A good internal climate and effective air circulation form the foundation for healthy animals. Poor stable ventilation can have far-reaching, negative consequences:
Poor stable ventilation can have far-reaching, negative consequences:
- An environment that is too warm or too humid leads to decreased appetite in animals. When they eat less, their output and the yield drop.
- A poor internal climate is a breeding ground for germs. A warm, moist environment is the perfect place for bacteria and viruses to infest and multiply rapidly. The animals then run a high risk of infection.
- When heat increases the temperature indoors, this causes stress and restlessness in animals. This can lead to a variety of problems, including claw disorders.
- For cows, heat stress can lead to health problems with udders, decreased fertility, and milk loss.
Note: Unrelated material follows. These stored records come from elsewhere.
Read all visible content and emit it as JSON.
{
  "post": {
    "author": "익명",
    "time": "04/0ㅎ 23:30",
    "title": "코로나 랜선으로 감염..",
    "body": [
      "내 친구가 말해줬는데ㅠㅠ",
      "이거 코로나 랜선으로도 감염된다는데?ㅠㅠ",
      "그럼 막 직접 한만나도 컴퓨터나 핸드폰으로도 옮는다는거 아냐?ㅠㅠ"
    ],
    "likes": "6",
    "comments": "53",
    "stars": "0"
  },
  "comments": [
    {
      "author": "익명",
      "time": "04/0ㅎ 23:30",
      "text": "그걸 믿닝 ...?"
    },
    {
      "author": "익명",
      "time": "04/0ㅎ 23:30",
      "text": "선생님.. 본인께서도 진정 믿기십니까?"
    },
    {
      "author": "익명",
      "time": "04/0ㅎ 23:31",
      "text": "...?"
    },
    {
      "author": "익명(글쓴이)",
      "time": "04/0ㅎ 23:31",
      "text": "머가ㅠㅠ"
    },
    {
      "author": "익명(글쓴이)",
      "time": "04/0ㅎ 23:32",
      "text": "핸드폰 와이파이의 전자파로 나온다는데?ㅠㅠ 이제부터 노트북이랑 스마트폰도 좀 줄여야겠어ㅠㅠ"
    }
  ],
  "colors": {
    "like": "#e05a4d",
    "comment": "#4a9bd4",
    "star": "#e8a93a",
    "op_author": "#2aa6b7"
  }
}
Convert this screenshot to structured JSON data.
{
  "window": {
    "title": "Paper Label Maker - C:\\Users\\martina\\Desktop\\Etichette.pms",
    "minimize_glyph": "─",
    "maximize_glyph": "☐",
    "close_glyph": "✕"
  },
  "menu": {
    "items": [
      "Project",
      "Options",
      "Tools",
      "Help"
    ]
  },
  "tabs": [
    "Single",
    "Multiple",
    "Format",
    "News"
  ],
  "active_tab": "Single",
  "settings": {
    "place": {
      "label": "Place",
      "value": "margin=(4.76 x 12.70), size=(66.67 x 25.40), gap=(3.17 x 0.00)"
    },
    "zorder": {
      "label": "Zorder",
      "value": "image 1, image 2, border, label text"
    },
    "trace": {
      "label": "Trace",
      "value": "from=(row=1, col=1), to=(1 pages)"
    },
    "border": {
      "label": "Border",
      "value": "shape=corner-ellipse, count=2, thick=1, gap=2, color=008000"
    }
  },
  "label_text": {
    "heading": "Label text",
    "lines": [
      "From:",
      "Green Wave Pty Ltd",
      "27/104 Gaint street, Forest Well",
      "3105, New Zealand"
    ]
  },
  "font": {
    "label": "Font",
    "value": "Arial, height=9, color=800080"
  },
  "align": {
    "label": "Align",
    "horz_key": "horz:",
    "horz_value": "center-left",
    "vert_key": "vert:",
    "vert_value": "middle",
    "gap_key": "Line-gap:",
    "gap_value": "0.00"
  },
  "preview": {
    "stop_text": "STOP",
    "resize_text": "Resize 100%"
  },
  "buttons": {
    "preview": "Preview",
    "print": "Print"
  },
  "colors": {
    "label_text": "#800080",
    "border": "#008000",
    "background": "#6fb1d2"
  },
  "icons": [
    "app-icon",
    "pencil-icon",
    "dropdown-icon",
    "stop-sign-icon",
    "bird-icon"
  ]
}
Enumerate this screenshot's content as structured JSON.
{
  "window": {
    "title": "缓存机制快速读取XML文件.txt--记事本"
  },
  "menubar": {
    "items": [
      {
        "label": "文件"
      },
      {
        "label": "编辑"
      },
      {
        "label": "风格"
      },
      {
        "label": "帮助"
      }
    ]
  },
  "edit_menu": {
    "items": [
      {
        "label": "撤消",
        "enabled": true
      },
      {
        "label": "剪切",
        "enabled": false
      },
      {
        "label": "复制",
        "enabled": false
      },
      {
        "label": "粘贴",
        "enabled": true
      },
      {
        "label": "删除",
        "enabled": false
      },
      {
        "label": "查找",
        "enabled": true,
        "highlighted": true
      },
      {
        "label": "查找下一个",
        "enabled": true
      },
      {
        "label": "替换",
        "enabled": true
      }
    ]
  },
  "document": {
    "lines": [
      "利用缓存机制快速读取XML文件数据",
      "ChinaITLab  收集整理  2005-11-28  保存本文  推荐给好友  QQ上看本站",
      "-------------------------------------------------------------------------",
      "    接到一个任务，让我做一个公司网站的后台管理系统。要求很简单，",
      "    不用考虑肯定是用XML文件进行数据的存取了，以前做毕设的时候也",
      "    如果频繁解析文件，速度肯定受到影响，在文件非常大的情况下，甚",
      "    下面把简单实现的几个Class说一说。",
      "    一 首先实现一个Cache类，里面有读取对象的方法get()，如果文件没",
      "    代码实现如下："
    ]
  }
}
- Proper stable ventilation enables greater control of the climate in the stable. See the example below;
In the summer, a cow sweats out about 30 litres of water per day and about 15 litres during the winter. When proper ventilation is not present, a cow stable quickly becomes humid, warm, and oppressive. Furthermore, ammonia gases remain in the air. This is an undesirable situation for both man and animal. In addition to all of that, a cow experiences heat stress when temperatures exceed 20 degrees Celsius. A simple formula indicates that the daily milk output of a cow increases by two litres, when the feed intake increases by one kilo. When both man and animal experience discomfort from heat, loss of appetite occurs and milk production decreases accordingly.
Therefore, it is important to properly manage the climate of the stable and adjust it when appropriate. Proper stable ventilation ensures that the cow suffers less from heat stress and will improve the output of the cow. Good ventilation also prevents the occurrence of mastitis, because bacteria in clean air that has had the humidity removed have a lower chance of survival and infecting the animals.